The specs can be said to be very impressive
Ever since Apple launched it’s iPhone there was an expectation that Google would offer a viable alternative.
Up until recently, however, Google has been content to work with other manufacturers. Offering a base OS that could be customised easily.
But not actually producing anything other than the simple Google Nexus itself. Marketed under the strapline: “Be together, not the same.”
However, this mantra may now be void with the launch of the Google Pixel and Pixel XL this October 2016. A direct competitor to Apple and Samsung’s dominance in the high-end market.
Google boasts that this new handset is of ‘in-house’ design. Yet it remains unremarkably different from any other handsets on the market.
The specs, however, can be said to be very impressive. With a full HD 5-inch display on the Pixel and a 5.5 on the XL.
It puts it at least on par with Apple’s and Samsung’s offering. If not a little better than Apple.
The battery also is bigger in the Google phone when compared to Apple. The only thing where it does fall down is the front facing camera. Coming in at 8mp compared to the selfie-loving iPhone’s 12mp.
Google Assistant is the main selling point for the handset. An angle which Google is pursuing relentlessly. Essentially an improved version of Google Now. With a slightly more conversational edge. As it has an ability to tell jokes, recite poems and play games.
Think Apple’s Siri or Microsoft’s Cortana. It does offer an improvement on these services as it directly uses Google’s search engine prowess to provide exactly what you need.
The price point may be the significant sign that Google is stepping its game up. Placing it in direct competition with iPhone and Samsung’s S7.
At an eye-watering $649 for the standard model and going up to $749 for the 128GB Pixel XL. It is not a decision that one will take likely when purchasing a new phone.
Its detractors, however, may be forgetting that it may have an edge.
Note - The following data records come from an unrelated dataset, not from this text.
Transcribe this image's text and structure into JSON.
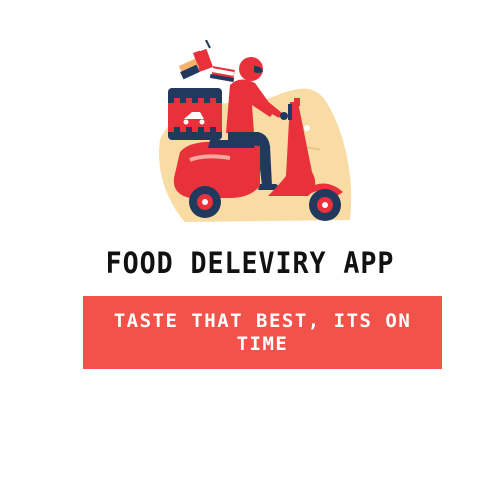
{
  "brand": {
    "title": "FOOD DELEVIRY APP",
    "tagline": "TASTE THAT BEST, ITS ON TIME"
  },
  "illustration": {
    "icon": "delivery-scooter-rider-icon"
  },
  "colors": {
    "accent": "#f2524a",
    "scooter": "#e8313a",
    "navy": "#22395e",
    "sand": "#f8dca4",
    "text": "#111111"
  }
}
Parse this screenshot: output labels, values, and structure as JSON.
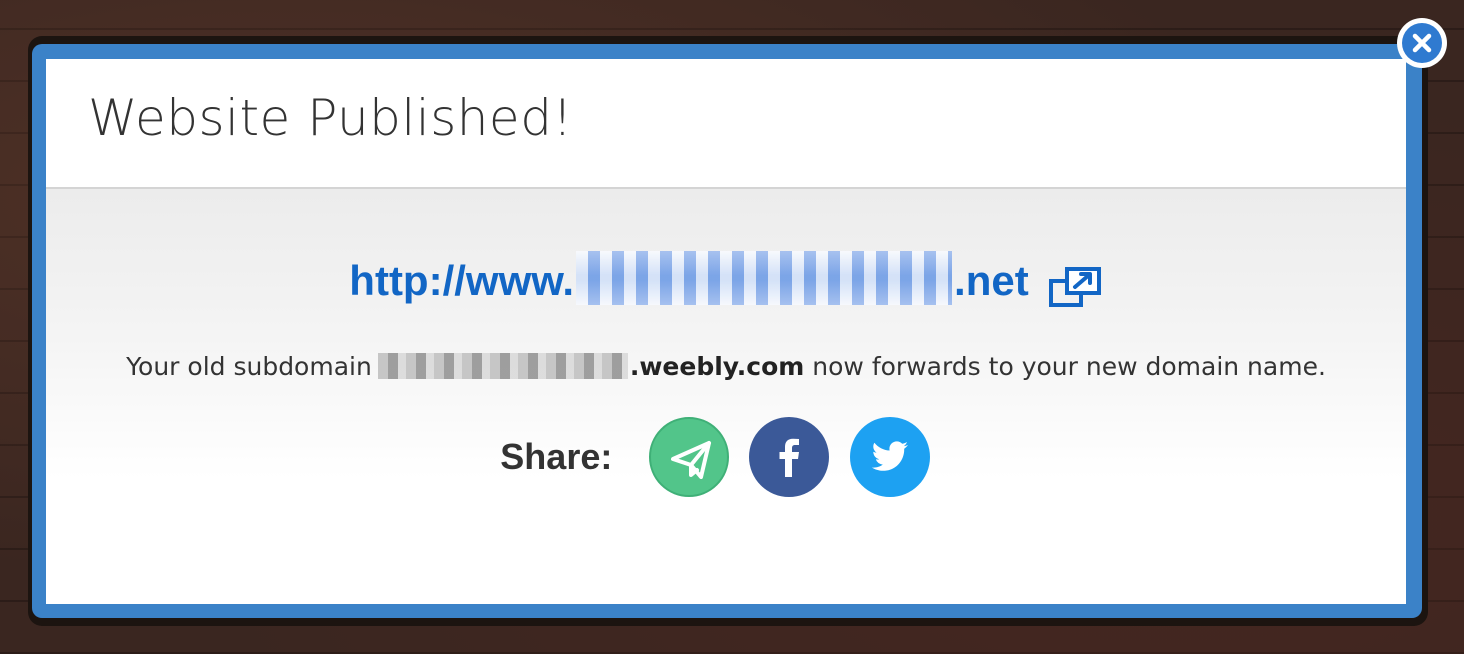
{
  "dialog": {
    "title": "Website Published!",
    "url_prefix": "http://www.",
    "url_suffix": ".net",
    "forward_text_prefix": "Your old subdomain",
    "forward_domain": ".weebly.com",
    "forward_text_suffix": "now forwards to your new domain name.",
    "share_label": "Share:",
    "share_buttons": [
      {
        "network": "email",
        "icon": "paper-plane-icon",
        "color": "#52c58a"
      },
      {
        "network": "facebook",
        "icon": "facebook-icon",
        "color": "#3b5998"
      },
      {
        "network": "twitter",
        "icon": "twitter-icon",
        "color": "#1da1f2"
      }
    ]
  },
  "icons": {
    "close": "close-icon",
    "external_link": "external-link-icon"
  },
  "colors": {
    "frame": "#3b82c8",
    "link": "#1266c5",
    "close_button": "#2f7ad0"
  }
}
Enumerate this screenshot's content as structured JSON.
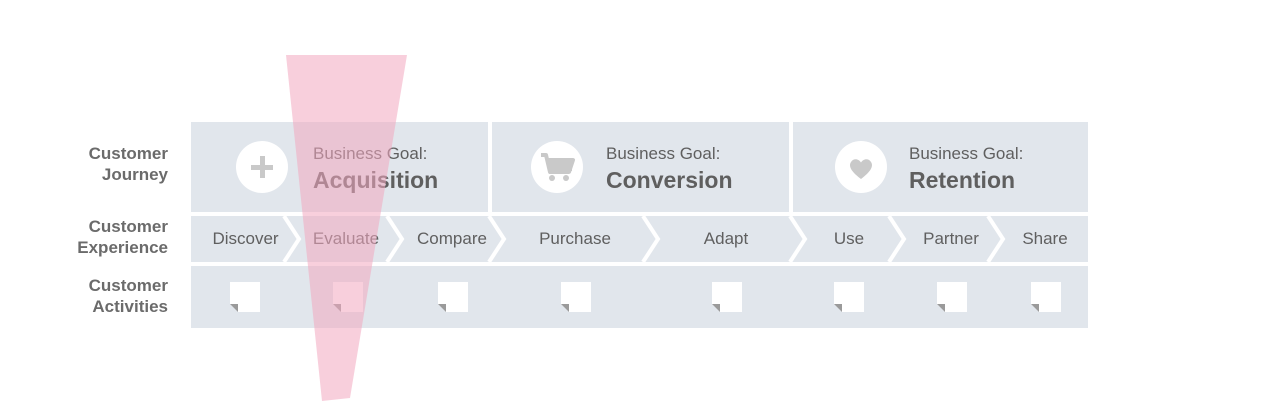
{
  "row_labels": {
    "journey": [
      "Customer",
      "Journey"
    ],
    "experience": [
      "Customer",
      "Experience"
    ],
    "activities": [
      "Customer",
      "Activities"
    ]
  },
  "goals": [
    {
      "kicker": "Business Goal:",
      "name": "Acquisition",
      "icon": "plus-icon"
    },
    {
      "kicker": "Business Goal:",
      "name": "Conversion",
      "icon": "cart-icon"
    },
    {
      "kicker": "Business Goal:",
      "name": "Retention",
      "icon": "heart-icon"
    }
  ],
  "stages": [
    "Discover",
    "Evaluate",
    "Compare",
    "Purchase",
    "Adapt",
    "Use",
    "Partner",
    "Share"
  ],
  "activity_notes": [
    "note-icon",
    "note-icon",
    "note-icon",
    "note-icon",
    "note-icon",
    "note-icon",
    "note-icon",
    "note-icon"
  ],
  "colors": {
    "panel": "#e1e6ec",
    "text": "#5f5f5f",
    "label": "#6b6b6b",
    "funnel": "#f2a7bf",
    "icon": "#c9c9c9"
  }
}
As the recent recall of Samsung’s Note 7 has left a large gap in the market.
With few also willing to cross the Android vs Apple battle lines. It may be the perfect time for Google to pick up disillusioned Samsung customers.